Plot: If you're looking for a happy ending reuniting our two star crossed lovThe Winner's Crime has shown me that we are all gluttons for punishment.
Plot: If you're looking for a happy ending reuniting our two star crossed lovers, please turn around and go put on a Disney movie or something. The Winner's Crime takes place a few months after the events of The Winner's Curse with Arin and Kestrel trying to make since of their roles in life. They are constantly torn apart by a perverse sense of justice and by their own actions.
Seriously, The Winner's Crime is like watching this:
So close, yet so far
BUT FOR THREE HUNDRED PAGES.
Much like The Winner's Curse, The Winner's Crime is a slow build. While I found The Winner's Crime to be a slower build than its predecessor, a lot more is at stake and the dangerous is near and very obvious!
Characters: Arin and Kestrel spend more time apart than they do together, so we really get to see them grow into their own independent person and make difficult choices in life. We are introduced to the cunning emperor and Kestrel's timid betrothed. While castle life was full of dangers and betrayal (as expected), I found myself more obsessed with the Eastern people which are introduced for the first time.
World Building: As I mentioned, we are introduced to the Eastern tribes and how they play into the emperor's master plans. I found them to be intriguing and I hope to see more of them in the next book. It was also hinted that we will explore even more of this war-torn world in the final book, and I'm most excited by what awaits us in the month.

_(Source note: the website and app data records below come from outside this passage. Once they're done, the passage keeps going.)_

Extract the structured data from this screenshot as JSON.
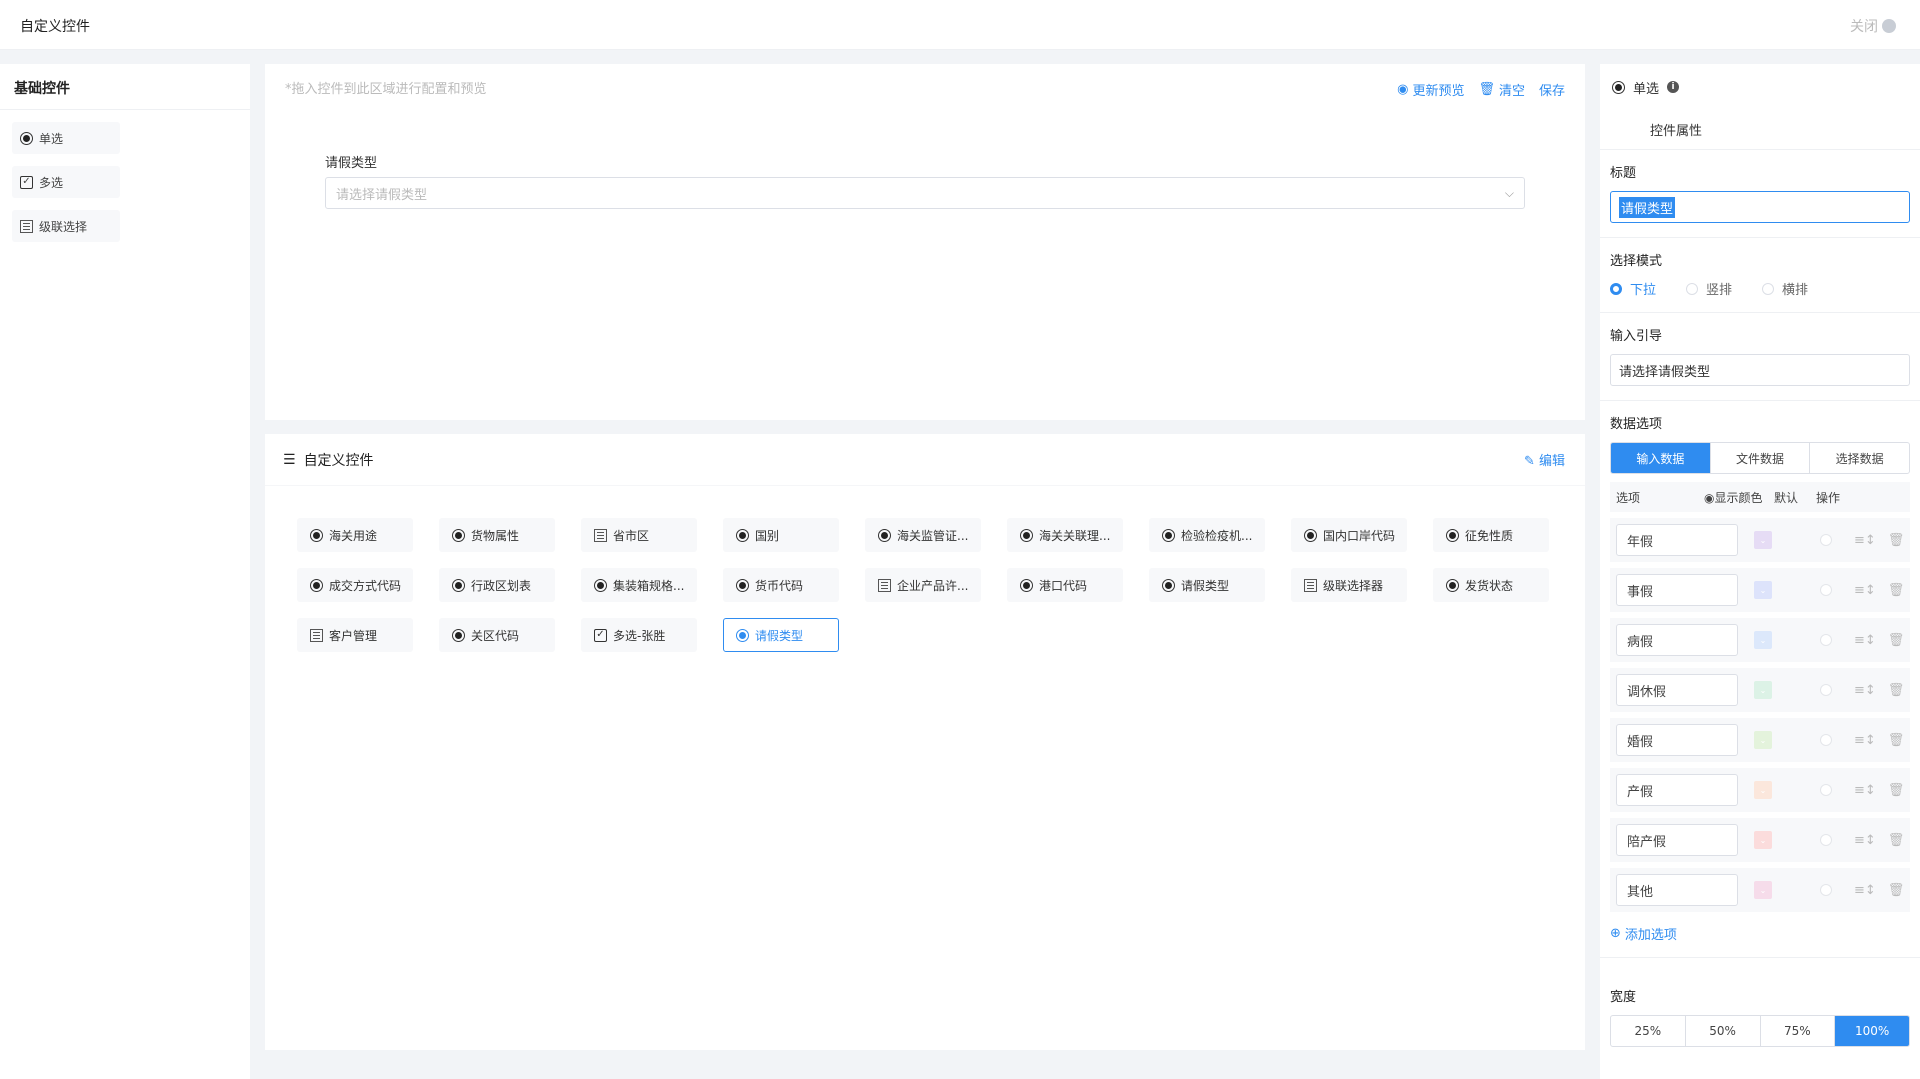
{
  "app": {
    "title": "自定义控件",
    "close_label": "关闭"
  },
  "left": {
    "header": "基础控件",
    "items": [
      {
        "label": "单选",
        "icon": "radio-icon"
      },
      {
        "label": "多选",
        "icon": "checkbox-icon"
      },
      {
        "label": "级联选择",
        "icon": "cascade-icon"
      }
    ]
  },
  "preview": {
    "hint": "*拖入控件到此区域进行配置和预览",
    "actions": {
      "refresh": "更新预览",
      "clear": "清空",
      "save": "保存"
    },
    "field_label": "请假类型",
    "field_placeholder": "请选择请假类型"
  },
  "custom": {
    "title": "自定义控件",
    "edit": "编辑",
    "items": [
      {
        "label": "海关用途",
        "icon": "radio"
      },
      {
        "label": "货物属性",
        "icon": "radio"
      },
      {
        "label": "省市区",
        "icon": "cascade"
      },
      {
        "label": "国别",
        "icon": "radio"
      },
      {
        "label": "海关监管证...",
        "icon": "radio"
      },
      {
        "label": "海关关联理...",
        "icon": "radio"
      },
      {
        "label": "检验检疫机...",
        "icon": "radio"
      },
      {
        "label": "国内口岸代码",
        "icon": "radio"
      },
      {
        "label": "征免性质",
        "icon": "radio"
      },
      {
        "label": "成交方式代码",
        "icon": "radio"
      },
      {
        "label": "行政区划表",
        "icon": "radio"
      },
      {
        "label": "集装箱规格...",
        "icon": "radio"
      },
      {
        "label": "货币代码",
        "icon": "radio"
      },
      {
        "label": "企业产品许...",
        "icon": "cascade"
      },
      {
        "label": "港口代码",
        "icon": "radio"
      },
      {
        "label": "请假类型",
        "icon": "radio"
      },
      {
        "label": "级联选择器",
        "icon": "cascade"
      },
      {
        "label": "发货状态",
        "icon": "radio"
      },
      {
        "label": "客户管理",
        "icon": "cascade"
      },
      {
        "label": "关区代码",
        "icon": "radio"
      },
      {
        "label": "多选-张胜",
        "icon": "check"
      },
      {
        "label": "请假类型",
        "icon": "radio",
        "selected": true
      }
    ]
  },
  "props": {
    "type_label": "单选",
    "tab": "控件属性",
    "title_label": "标题",
    "title_value": "请假类型",
    "mode_label": "选择模式",
    "modes": [
      "下拉",
      "竖排",
      "横排"
    ],
    "mode_selected": "下拉",
    "guide_label": "输入引导",
    "guide_value": "请选择请假类型",
    "data_label": "数据选项",
    "data_tabs": [
      "输入数据",
      "文件数据",
      "选择数据"
    ],
    "data_tab_selected": "输入数据",
    "columns": [
      "选项",
      "显示颜色",
      "默认",
      "操作"
    ],
    "options": [
      {
        "label": "年假",
        "color": "#e6dcf5"
      },
      {
        "label": "事假",
        "color": "#dde3fb"
      },
      {
        "label": "病假",
        "color": "#dce8fb"
      },
      {
        "label": "调休假",
        "color": "#dcf2e6"
      },
      {
        "label": "婚假",
        "color": "#e4f3dc"
      },
      {
        "label": "产假",
        "color": "#fbe7dc"
      },
      {
        "label": "陪产假",
        "color": "#fbdcdc"
      },
      {
        "label": "其他",
        "color": "#f6dcea"
      }
    ],
    "add_option": "添加选项",
    "width_label": "宽度",
    "widths": [
      "25%",
      "50%",
      "75%",
      "100%"
    ],
    "width_selected": "100%"
  }
}
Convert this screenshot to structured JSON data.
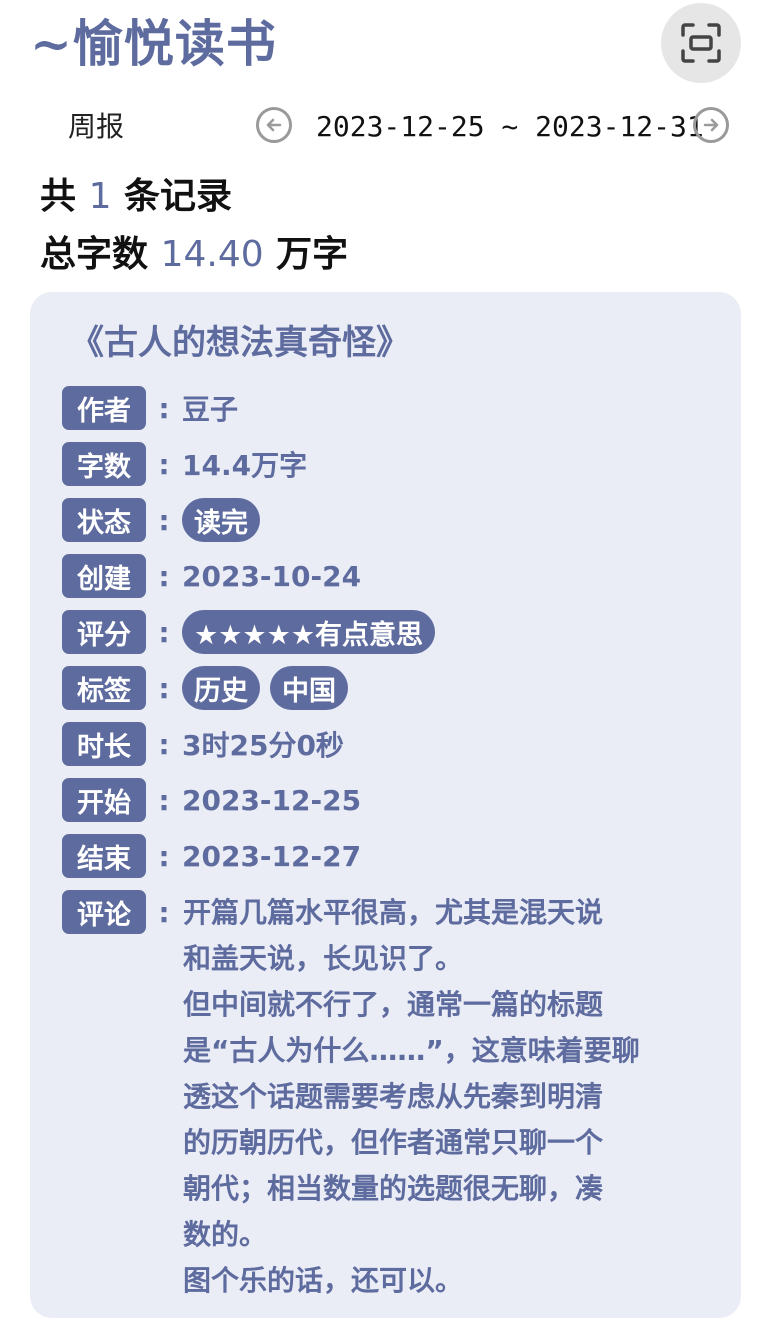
{
  "app": {
    "title": "~愉悦读书"
  },
  "period": {
    "label": "周报",
    "range": "2023-12-25 ~ 2023-12-31"
  },
  "summary": {
    "records_prefix": "共",
    "records_count": "1",
    "records_suffix": "条记录",
    "words_prefix": "总字数",
    "words_total": "14.40",
    "words_suffix": "万字"
  },
  "book": {
    "title": "《古人的想法真奇怪》",
    "author_label": "作者",
    "author": "豆子",
    "words_label": "字数",
    "words": "14.4万字",
    "status_label": "状态",
    "status": "读完",
    "created_label": "创建",
    "created": "2023-10-24",
    "rating_label": "评分",
    "rating": "★★★★★有点意思",
    "tags_label": "标签",
    "tags": [
      "历史",
      "中国"
    ],
    "duration_label": "时长",
    "duration": "3时25分0秒",
    "start_label": "开始",
    "start": "2023-12-25",
    "end_label": "结束",
    "end": "2023-12-27",
    "comment_label": "评论",
    "comment": "开篇几篇水平很高，尤其是混天说\n和盖天说，长见识了。\n但中间就不行了，通常一篇的标题\n是“古人为什么……”，这意味着要聊\n透这个话题需要考虑从先秦到明清\n的历朝历代，但作者通常只聊一个\n朝代；相当数量的选题很无聊，凑\n数的。\n图个乐的话，还可以。"
  },
  "colors": {
    "accent": "#5e6b9e",
    "card_bg": "#ebedf6"
  },
  "icons": {
    "scan": "scan-icon",
    "prev": "arrow-left-icon",
    "next": "arrow-right-icon"
  }
}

Short N Sweet: The Winner's Crime is a painful read and the perfect setup for the conclusion. I cried in public and I am not ashamed to admit it....more
What started off as a jumble of characters attempting to survive in Dorothy's horror story that is Oz, ends up being an action packed adventure that What started off as a jumble of characters attempting to survive in Dorothy's horror story that is Oz, ends up being an action packed adventure that I couldn't put down!
Plot: Amy Gumm is what the other girls call "trailer park trash;" one day while her mom is out getting her fix, Amy and her pet rat, Star, are swept away to the fictional Oz. The beginning of the novel seemed a bit...off. We start off with Amy commenting on her social life and the Queen B of the school, her mom's additions, and then we are in Oz. I kind of felt like I was in a roller coaster with the pacing of this story: one moment we are getting character development, then we are rushing through Oz, and then we have a love story (kind of), then we're at the end of the first installment. Throughout this novel, I was set on a firm 3.5 because of the pacing, but the ending made me reconsider and give it a 4. That being said, Dorothy Must Die is a creative story that isn't afraid to hold back. I love dark and creepy writing, but some of the descriptions of killings and amputations made me grimace.
Characters: Dorothy Must Die is told from Amy's perspective, this allows us, the reader, to experience Oz firsthand through her eyes, and it is gruesome. Amy is joined by a large cast of characters, like a lot of characters. In the beginning, I thought that too many were being introduced, but they all tied in together in the end. There was a hint regarding romance between Dorothy and a fellow resistance leader, but I wasn't too interested in it. This time, the story trumped the love story which was a good thing because I was more interested in Dorothy's dark and twisted ways. My favorite characters would have to be Dorothy friends: The Scarecrow, The Cowardly Lion, and The Tin Man.. Their personalities and appearances were nothing like you remember from the movie. From mauling to sword hands, they are the things my nightmares are made of.
Setting: The World of Oz gets a five out of five from me. Ms. Paige does an excellent job articulating that this is not your normal Oz; the land is barren and the citizens live in terror. Everything in Oz is described with such vivid imagery that is all thanks to the author's beautiful writing style.
Short N Sweet: This imaginative "sequel" to The Wizard of Oz will have you hold your breath, grimace, and cringe until the wicked witch is dead. The only thing keeping this novel from being a five-star rating is its pacing in the beginning. ...more